Virtually every story can be boiled down to one thing: money. Who has it? Who doesn’t? Who’s successfully lobbying for it? Who’s disenfranchised and deserves more of it? Economics is at the heart of most stories worth reporting, and yet it is the one subject journalists, collectively, are rarely expected to understand with any depth.
In journalism school, professors admonish us to “follow the money,” but that adage seems tailored only for obvious stories about campaign funding or sweetheart zoning deals. In my time as a reporter for The Houston Chronicle, my paper’s pages have been filled with features on topics that, at first blush, don’t necessarily appear to be economic in nature. Hurricane Katrina evacuees and skyrocketing crime. The rise of the Minute Men and border patrol issues. The war in Iraq and how national security is tied to oil. As a profession, we’re great at politics and culture wars so we approach a lot of news from those angles. It’s an easier approach, but it ignores the fact that politics and culture are inextricably linked with economics. When I look at newspapers with a critical eye, I am often left wondering, “Where’s the money?” Even the most masterly narratives can fall flat when economic issues are conspicuously absent or, worse, given superficial treatment.
I saw just how much more comprehensive coverage can be when metro reporters and business writers collaborated two years ago after an explosion ripped through BP’s Texas City refinery, the nation’s third largest, killing fifteen people and injuring 170.
In the moments after the blast, editors treated the story as a standard industrial catastrophe. Reporters rushed to the scene and to local hospitals to gather information on the blaze, the casualties, and the possibility a toxic cloud would descend onto the community. It didn’t take long to realize, though, that Texas City would be a much longer, more arduous reporting slog, requiring expertise in everything from corporate finance to engineering to government regulation. After the initial heartrending stories of courageous workers trying to rescue their colleagues and broken families trying to plan so many funerals, Chronicle reporters would have to get to the bottom of what exactly went wrong and why. Was this truly an accident, or just an accident waiting to happen?

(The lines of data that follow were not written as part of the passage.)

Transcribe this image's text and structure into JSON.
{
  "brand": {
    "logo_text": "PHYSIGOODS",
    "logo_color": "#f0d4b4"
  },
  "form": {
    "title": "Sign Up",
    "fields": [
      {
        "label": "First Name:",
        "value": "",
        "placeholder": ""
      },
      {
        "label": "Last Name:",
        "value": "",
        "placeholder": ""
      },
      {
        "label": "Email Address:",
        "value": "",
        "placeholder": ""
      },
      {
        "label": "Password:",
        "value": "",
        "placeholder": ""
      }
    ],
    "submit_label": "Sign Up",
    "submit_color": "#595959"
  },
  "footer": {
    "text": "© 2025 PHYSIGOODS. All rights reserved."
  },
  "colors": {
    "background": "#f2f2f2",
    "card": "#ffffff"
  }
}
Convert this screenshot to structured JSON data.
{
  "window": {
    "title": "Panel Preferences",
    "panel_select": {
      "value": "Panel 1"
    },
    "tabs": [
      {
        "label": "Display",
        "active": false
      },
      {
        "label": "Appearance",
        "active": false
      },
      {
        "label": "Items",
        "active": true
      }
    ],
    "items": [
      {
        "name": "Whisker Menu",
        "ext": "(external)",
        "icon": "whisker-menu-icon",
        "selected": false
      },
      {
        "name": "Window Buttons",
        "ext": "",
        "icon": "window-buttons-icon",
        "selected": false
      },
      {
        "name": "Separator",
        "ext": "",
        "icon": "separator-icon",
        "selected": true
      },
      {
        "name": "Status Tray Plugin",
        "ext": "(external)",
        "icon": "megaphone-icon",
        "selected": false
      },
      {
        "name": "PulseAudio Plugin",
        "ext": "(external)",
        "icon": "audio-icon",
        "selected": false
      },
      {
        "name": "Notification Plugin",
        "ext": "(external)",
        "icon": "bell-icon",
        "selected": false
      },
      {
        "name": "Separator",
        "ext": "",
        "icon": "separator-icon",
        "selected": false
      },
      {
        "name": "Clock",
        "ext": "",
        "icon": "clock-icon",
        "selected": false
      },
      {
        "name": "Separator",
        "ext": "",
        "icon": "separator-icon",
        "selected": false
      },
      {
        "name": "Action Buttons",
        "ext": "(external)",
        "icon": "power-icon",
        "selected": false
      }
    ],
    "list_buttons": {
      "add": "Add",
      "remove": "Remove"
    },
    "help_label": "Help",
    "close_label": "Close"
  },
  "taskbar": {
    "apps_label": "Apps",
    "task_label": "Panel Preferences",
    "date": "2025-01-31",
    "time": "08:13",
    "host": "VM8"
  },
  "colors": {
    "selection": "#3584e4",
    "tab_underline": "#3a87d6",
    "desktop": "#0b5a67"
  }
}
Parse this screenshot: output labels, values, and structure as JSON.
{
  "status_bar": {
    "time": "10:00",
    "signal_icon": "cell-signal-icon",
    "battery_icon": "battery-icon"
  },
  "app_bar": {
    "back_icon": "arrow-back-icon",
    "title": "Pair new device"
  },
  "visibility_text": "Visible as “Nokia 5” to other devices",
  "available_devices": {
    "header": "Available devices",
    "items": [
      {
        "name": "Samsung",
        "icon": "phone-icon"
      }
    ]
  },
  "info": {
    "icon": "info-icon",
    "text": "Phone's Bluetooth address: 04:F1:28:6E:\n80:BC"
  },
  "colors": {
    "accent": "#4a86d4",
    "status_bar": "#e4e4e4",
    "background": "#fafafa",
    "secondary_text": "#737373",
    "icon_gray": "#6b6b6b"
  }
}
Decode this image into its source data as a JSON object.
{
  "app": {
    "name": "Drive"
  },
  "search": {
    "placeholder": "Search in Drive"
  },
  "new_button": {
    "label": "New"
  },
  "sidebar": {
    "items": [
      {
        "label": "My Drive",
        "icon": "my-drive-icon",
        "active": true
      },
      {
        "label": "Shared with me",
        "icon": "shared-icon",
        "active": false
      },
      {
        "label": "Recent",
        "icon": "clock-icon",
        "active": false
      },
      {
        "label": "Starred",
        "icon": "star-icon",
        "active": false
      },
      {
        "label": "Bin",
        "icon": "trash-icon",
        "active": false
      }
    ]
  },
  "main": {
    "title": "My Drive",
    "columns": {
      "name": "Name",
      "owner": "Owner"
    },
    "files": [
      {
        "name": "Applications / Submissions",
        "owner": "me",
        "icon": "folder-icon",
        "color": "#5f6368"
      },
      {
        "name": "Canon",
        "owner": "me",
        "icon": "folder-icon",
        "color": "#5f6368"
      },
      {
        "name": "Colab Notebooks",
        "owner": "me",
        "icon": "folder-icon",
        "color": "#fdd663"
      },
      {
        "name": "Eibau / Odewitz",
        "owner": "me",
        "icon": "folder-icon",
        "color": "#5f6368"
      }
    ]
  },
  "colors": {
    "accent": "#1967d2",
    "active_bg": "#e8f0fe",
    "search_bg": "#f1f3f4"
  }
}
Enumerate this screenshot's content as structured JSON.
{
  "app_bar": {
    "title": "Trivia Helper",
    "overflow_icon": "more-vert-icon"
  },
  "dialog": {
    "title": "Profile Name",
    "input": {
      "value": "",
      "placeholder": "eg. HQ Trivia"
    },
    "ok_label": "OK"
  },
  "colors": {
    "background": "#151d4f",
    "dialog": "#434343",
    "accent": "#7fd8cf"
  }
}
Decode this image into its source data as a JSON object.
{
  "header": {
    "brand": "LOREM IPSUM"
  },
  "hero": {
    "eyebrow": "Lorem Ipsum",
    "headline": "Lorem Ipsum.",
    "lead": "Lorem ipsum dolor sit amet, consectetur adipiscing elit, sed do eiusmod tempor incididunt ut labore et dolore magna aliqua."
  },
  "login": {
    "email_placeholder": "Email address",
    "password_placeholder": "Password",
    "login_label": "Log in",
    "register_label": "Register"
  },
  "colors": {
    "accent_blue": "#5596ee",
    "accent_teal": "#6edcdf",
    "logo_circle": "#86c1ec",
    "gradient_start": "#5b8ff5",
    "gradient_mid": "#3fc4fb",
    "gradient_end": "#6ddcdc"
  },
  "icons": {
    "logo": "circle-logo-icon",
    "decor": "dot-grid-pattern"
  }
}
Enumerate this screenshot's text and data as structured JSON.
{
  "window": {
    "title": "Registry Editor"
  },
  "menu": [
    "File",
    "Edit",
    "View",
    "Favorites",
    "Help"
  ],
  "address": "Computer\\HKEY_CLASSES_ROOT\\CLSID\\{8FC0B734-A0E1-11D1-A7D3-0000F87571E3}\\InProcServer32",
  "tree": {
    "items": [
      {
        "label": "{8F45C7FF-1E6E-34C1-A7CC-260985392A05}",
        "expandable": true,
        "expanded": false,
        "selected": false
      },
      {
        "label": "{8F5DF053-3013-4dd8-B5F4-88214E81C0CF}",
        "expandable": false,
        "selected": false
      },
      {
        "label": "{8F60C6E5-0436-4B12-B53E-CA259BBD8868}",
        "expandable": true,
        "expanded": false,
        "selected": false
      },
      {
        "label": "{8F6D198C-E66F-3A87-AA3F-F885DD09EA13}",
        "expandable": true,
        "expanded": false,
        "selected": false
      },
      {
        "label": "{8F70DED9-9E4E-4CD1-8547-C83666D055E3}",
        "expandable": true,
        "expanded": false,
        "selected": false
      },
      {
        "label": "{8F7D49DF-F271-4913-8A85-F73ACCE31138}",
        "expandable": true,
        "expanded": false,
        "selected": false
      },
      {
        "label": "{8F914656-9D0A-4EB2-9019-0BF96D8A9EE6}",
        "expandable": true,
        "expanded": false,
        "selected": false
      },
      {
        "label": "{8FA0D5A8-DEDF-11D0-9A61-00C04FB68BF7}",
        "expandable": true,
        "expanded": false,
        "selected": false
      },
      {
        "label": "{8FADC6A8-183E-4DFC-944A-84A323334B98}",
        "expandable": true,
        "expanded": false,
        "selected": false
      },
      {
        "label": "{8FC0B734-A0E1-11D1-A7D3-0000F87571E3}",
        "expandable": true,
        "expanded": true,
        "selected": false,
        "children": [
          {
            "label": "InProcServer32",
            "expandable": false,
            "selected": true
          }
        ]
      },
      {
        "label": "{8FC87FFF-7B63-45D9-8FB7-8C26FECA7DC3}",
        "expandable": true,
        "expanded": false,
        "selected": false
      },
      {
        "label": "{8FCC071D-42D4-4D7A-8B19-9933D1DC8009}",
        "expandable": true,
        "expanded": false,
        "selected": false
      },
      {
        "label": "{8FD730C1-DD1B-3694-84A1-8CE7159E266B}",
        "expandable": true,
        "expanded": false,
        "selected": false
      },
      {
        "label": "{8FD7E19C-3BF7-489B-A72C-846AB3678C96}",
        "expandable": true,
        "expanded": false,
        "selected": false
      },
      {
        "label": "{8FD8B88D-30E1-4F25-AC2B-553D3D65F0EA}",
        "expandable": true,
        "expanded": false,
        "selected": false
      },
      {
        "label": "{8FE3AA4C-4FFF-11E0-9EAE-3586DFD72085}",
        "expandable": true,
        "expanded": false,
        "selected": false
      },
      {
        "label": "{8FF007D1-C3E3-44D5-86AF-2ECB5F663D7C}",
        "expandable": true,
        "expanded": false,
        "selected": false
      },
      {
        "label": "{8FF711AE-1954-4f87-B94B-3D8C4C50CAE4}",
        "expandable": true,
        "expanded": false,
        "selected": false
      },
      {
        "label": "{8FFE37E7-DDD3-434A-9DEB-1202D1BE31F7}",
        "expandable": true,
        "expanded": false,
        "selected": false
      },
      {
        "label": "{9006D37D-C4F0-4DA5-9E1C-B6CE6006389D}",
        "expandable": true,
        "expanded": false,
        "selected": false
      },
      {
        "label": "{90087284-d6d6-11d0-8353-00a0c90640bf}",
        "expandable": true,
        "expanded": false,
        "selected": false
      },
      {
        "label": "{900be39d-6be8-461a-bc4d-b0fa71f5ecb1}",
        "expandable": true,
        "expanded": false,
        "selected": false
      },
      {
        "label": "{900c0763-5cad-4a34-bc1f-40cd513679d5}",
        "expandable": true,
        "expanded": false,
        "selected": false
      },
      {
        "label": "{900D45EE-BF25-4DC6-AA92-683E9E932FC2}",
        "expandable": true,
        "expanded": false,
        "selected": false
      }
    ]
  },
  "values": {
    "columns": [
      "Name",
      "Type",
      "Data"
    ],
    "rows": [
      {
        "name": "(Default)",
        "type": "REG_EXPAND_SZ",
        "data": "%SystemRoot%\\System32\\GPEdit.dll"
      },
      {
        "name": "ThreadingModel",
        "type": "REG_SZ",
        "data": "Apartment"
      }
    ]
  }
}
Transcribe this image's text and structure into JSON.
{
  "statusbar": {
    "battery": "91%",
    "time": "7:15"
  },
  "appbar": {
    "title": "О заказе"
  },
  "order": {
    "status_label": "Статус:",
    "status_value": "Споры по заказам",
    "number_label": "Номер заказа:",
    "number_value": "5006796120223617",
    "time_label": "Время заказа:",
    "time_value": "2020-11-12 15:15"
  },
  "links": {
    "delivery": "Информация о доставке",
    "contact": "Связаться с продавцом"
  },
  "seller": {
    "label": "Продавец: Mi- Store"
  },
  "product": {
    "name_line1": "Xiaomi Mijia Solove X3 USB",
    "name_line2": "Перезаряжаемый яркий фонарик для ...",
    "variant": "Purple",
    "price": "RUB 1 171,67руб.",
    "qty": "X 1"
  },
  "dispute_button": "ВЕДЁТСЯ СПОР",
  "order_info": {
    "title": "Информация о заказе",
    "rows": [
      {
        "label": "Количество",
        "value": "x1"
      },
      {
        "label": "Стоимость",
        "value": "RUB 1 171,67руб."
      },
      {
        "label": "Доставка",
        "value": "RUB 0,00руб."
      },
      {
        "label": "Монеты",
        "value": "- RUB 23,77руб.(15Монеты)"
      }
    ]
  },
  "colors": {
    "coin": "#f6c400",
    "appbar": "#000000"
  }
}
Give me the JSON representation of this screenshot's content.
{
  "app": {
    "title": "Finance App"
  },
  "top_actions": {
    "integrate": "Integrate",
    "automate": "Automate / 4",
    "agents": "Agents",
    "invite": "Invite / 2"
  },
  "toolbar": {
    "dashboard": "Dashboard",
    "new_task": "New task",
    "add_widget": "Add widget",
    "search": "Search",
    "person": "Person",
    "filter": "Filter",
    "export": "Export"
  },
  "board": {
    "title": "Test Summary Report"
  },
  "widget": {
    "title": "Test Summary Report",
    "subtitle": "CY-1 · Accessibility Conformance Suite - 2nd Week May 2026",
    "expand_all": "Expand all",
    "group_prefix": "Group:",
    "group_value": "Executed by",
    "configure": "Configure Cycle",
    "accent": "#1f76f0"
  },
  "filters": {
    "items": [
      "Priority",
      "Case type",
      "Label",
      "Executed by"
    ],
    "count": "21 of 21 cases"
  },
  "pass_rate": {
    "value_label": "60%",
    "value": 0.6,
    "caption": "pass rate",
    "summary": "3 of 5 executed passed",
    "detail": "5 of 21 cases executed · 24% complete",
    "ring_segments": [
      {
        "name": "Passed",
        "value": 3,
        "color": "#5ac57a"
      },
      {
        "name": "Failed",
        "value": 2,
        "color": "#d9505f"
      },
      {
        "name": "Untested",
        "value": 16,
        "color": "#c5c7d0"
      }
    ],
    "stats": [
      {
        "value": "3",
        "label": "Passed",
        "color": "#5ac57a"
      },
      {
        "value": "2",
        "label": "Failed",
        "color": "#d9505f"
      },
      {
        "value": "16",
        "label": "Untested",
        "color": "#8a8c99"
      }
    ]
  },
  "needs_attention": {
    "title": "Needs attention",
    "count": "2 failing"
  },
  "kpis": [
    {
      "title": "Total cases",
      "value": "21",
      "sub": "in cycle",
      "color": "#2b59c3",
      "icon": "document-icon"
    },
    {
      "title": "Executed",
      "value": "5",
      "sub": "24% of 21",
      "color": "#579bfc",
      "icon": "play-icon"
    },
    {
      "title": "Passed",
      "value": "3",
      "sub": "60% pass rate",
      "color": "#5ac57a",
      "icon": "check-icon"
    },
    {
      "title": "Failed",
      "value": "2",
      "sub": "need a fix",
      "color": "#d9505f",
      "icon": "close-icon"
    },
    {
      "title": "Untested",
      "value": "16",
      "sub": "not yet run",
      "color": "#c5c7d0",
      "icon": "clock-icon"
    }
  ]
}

I remember vividly the first editorial meeting of the Texas City reporting team. George Haj, our deputy managing editor of news, said metro and business reporters would work together on this story like never before. It was a concept that had received a lot of lip service in the newsroom but had never been put to the test on a grand scale. From the start, I could see why the wall between
sections had not come down easily. Some reporters on the metro and business desks looked at the world in fundamentally different ways.
Right off the bat, one metro reporter said labor union officials were talking off the record, blaming the blow-up on shoddy work by contract employees. That reporter thought the focus of all stories to come was obvious—the ills of outsourcing. To the business reporting contingent at the table, that was stereotypical liberal media bias writ large.
I noted that any contract work performed at the site would have had to be inspected and signed off on by BP’s own plant managers, who were probably part of the union themselves, so that argument didn’t wash with me. This was BP’s facility, run by BP engineers, creating gasoline, diesel, and jet fuel that would be sold and booked on BP’s balance sheet. Whatever happened was bound to be a more complicated problem than the well-worn union-nonunion employee argument.
As it turned out, the fifteen dead were not BP employees but contract workers. And they had absolutely nothing to do with the explosion, which occurred in the isomerization unit, where octane-boosting gasoline ingredients are created.